That was then: When I was 17, I learned to play the guitar. Weekly lessons with a local guy. Played for a couple of years, plateaued at a low level and lost interest. I knew I wasn’t great when someone remarked: “Is there no beginning to this man’s talent?” Somewhat brutal, but true.
This is now: Roll the clock forward 30 years. I bought a new acoustic guitar and rediscovered the fun involved in playing. There are a couple of ways to get involved in music:
a. Form a band (too old)
b. Gig professionally on your own (can’t sing, can’t play)
c. Play for fun in pubs (they let anyone in, provided you buy your round)
So a couple of times every month, I end up in various northside pubs banging out the Gene Genie, Whiter Shades of Pale and a few Kings of Leon numbers to maintain my street cred. While it’s tough on the listeners (my solicitor is expecting the equivalent of ‘Army Deafness’ claims in a couple of years), it’s brilliant for the participants. Park that image for a moment.
X-Factor: The only thing that makes the Irish winter bearable is X-Factor. People, young and old, being embarrassed on TV. Louis sucking up to Simon. Cheryl speaking in that funny New-castle accent. Oh, and the music is a bonus. So the theme here is that music creates a feel good energy. Just take a stroll through town and count the number of people who are engrossed in their own musical world, hidden behind those white earphones. While the notion that people like music is hardly novel, the question is, managerially, can you tap into this energy at work?
Tops of the Town: In pre-historic corporate Ireland (circa 1970’s) there was a competition called Tops of the Town. Companies would stage mini talent shows internally and then compete against other companies in a grand finale (Cadbury’s versus Jacobs etc.). I’ve spoken to a number of people who were involved. The consensus was that the level of personal time invested in rehearsals and the general professionalism of the shows was amazing. The release of talent and creativity, the competitive edge and the excuse to dress up all produced a high-energy buzz. A positive grapevine was unleashed.
Releasing the Fun: Some people in the consulting world like to think that managing people is a cerebral exercise.
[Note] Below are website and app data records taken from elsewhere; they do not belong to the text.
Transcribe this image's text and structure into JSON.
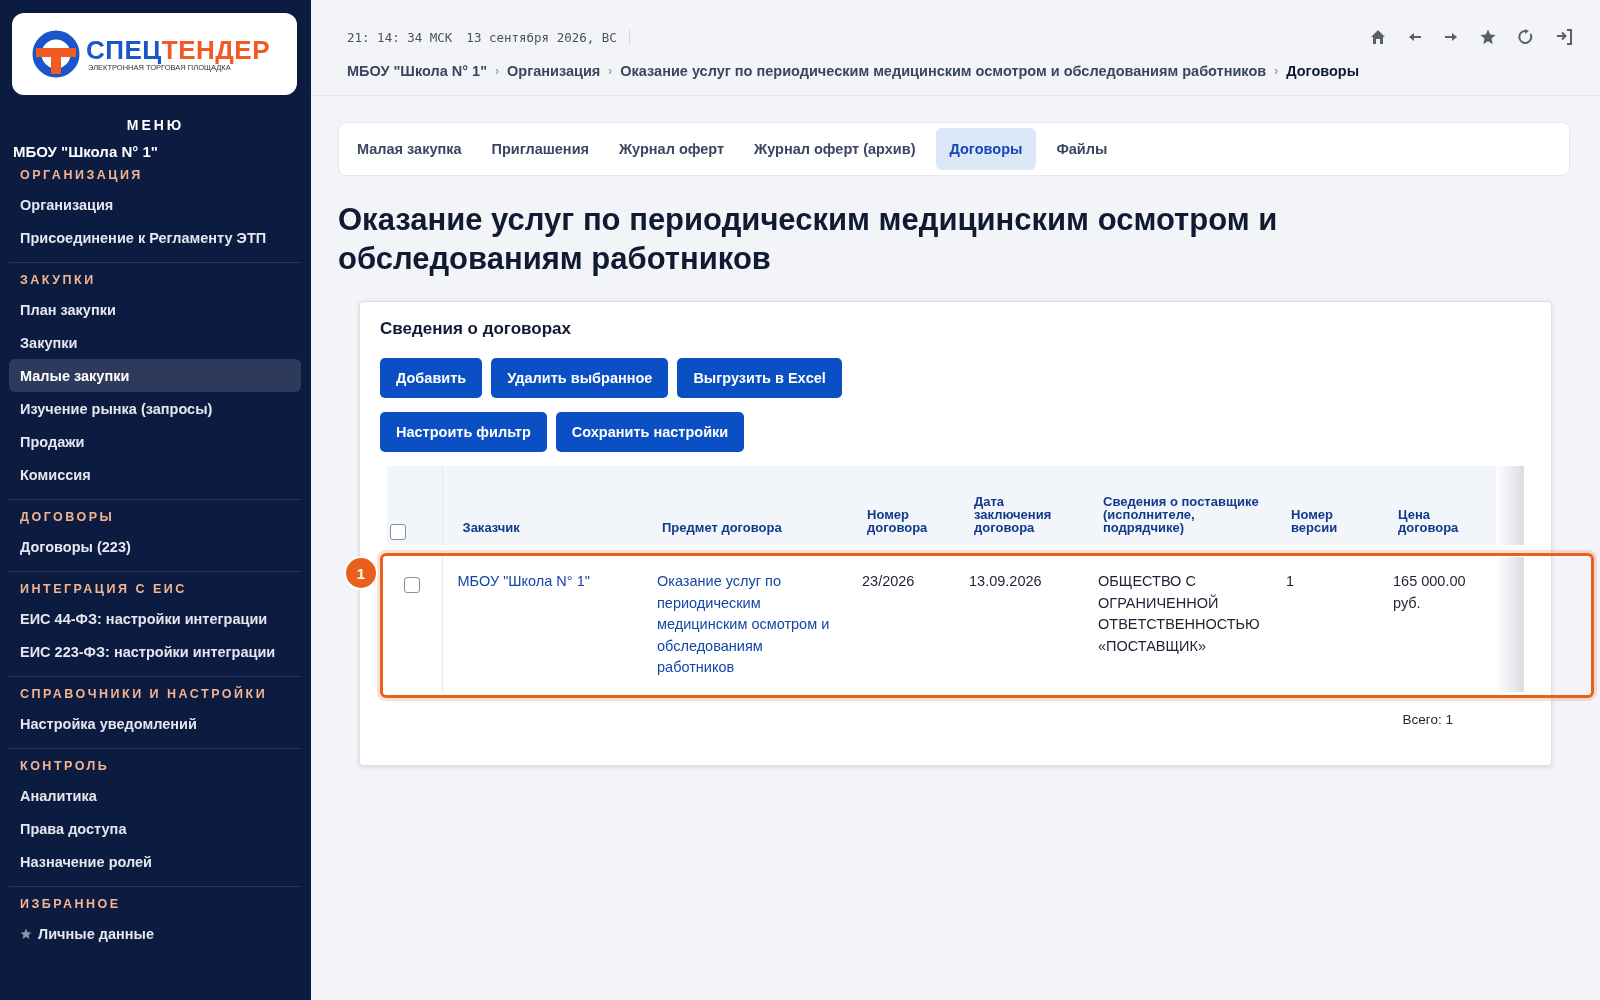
{
  "sidebar": {
    "logo": {
      "word_first": "СПЕЦ",
      "word_second": "ТЕНДЕР",
      "tagline": "ЭЛЕКТРОННАЯ ТОРГОВАЯ ПЛОЩАДКА"
    },
    "menu_title": "МЕНЮ",
    "organization": "МБОУ \"Школа N° 1\"",
    "sections": [
      {
        "title": "ОРГАНИЗАЦИЯ",
        "items": [
          {
            "label": "Организация",
            "selected": false,
            "kind": "plain"
          },
          {
            "label": "Присоединение к Регламенту ЭТП",
            "selected": false,
            "kind": "plain"
          }
        ]
      },
      {
        "title": "ЗАКУПКИ",
        "items": [
          {
            "label": "План закупки",
            "selected": false,
            "kind": "plain"
          },
          {
            "label": "Закупки",
            "selected": false,
            "kind": "plain"
          },
          {
            "label": "Малые закупки",
            "selected": true,
            "kind": "plain"
          },
          {
            "label": "Изучение рынка (запросы)",
            "selected": false,
            "kind": "plain"
          },
          {
            "label": "Продажи",
            "selected": false,
            "kind": "plain"
          },
          {
            "label": "Комиссия",
            "selected": false,
            "kind": "plain"
          }
        ]
      },
      {
        "title": "ДОГОВОРЫ",
        "items": [
          {
            "label": "Договоры (223)",
            "selected": false,
            "kind": "plain"
          }
        ]
      },
      {
        "title": "ИНТЕГРАЦИЯ С ЕИС",
        "items": [
          {
            "label": "ЕИС 44-ФЗ: настройки интеграции",
            "selected": false,
            "kind": "plain"
          },
          {
            "label": "ЕИС 223-ФЗ: настройки интеграции",
            "selected": false,
            "kind": "plain"
          }
        ]
      },
      {
        "title": "СПРАВОЧНИКИ И НАСТРОЙКИ",
        "items": [
          {
            "label": "Настройка уведомлений",
            "selected": false,
            "kind": "plain"
          }
        ]
      },
      {
        "title": "КОНТРОЛЬ",
        "items": [
          {
            "label": "Аналитика",
            "selected": false,
            "kind": "plain"
          },
          {
            "label": "Права доступа",
            "selected": false,
            "kind": "plain"
          },
          {
            "label": "Назначение ролей",
            "selected": false,
            "kind": "plain"
          }
        ]
      },
      {
        "title": "ИЗБРАННОЕ",
        "items": [
          {
            "label": "Личные данные",
            "selected": false,
            "kind": "favorite"
          }
        ]
      }
    ]
  },
  "header": {
    "clock": "21: 14: 34 МСК",
    "date": "13 сентября 2026, ВС",
    "breadcrumbs": [
      {
        "label": "МБОУ \"Школа N° 1\"",
        "current": false
      },
      {
        "separator": "›",
        "label": "Организация",
        "current": false
      },
      {
        "separator": "›",
        "label": "Оказание услуг по периодическим медицинским осмотром и обследованиям работников",
        "current": false
      },
      {
        "separator": "›",
        "label": "Договоры",
        "current": true
      }
    ]
  },
  "tabs": [
    {
      "label": "Малая закупка",
      "selected": false
    },
    {
      "label": "Приглашения",
      "selected": false
    },
    {
      "label": "Журнал оферт",
      "selected": false
    },
    {
      "label": "Журнал оферт (архив)",
      "selected": false
    },
    {
      "label": "Договоры",
      "selected": true
    },
    {
      "label": "Файлы",
      "selected": false
    }
  ],
  "page_title": "Оказание услуг по периодическим медицинским осмотром и обследованиям работников",
  "panel": {
    "title": "Сведения о договорах",
    "button_rows": [
      [
        "Добавить",
        "Удалить выбранное",
        "Выгрузить в Excel"
      ],
      [
        "Настроить фильтр",
        "Сохранить настройки"
      ]
    ],
    "table": {
      "select_all_checked": false,
      "columns": [
        "Заказчик",
        "Предмет договора",
        "Номер договора",
        "Дата заключения договора",
        "Сведения о поставщике (исполнителе, подрядчике)",
        "Номер версии",
        "Цена договора"
      ],
      "rows": [
        {
          "checked": false,
          "highlighted": true,
          "cells": [
            {
              "text": "МБОУ \"Школа N° 1\"",
              "kind": "link"
            },
            {
              "text": "Оказание услуг по периодическим медицинским осмотром и обследованиям работников",
              "kind": "link"
            },
            {
              "text": "23/2026",
              "kind": "text"
            },
            {
              "text": "13.09.2026",
              "kind": "text"
            },
            {
              "text": "ОБЩЕСТВО С ОГРАНИЧЕННОЙ ОТВЕТСТВЕННОСТЬЮ «ПОСТАВЩИК»",
              "kind": "text"
            },
            {
              "text": "1",
              "kind": "text"
            },
            {
              "text": "165 000.00 руб.",
              "kind": "text"
            }
          ]
        }
      ]
    },
    "total": "Всего: 1"
  },
  "annotation": {
    "number": "1"
  }
}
It’s correct – up to a point. A plethora of techniques are available to engage staff in internal problem solving and external social reach projects. Great. But if you want to really up-the-gas in energy terms, there also has to be humour and entertainment value. It’s no coincidence that the words humour and human are closely related. So, my advice is simple. Launch a talent competition internally. Dust off those old sets (or build new ones) and get out the war paint. Set an example by having members of the senior team do their party piece (anything except Tie A Yellow Ribbon normally works well). The good news is that it’s free. The really good news is that you don’t have to be talented. Think of a balding Jedward and you start to get the picture. As a special reward give yourself a new title. Become the Minister for Fun in your organization.
Without doubt, work is serious business. But work and fun are not mutually exclusive. If you’re still not convinced that music can be terrific fun, have a look at the following clip.
PS I am available as a solo artist for Christmas Parties, Christenings and Funerals. Very cheap!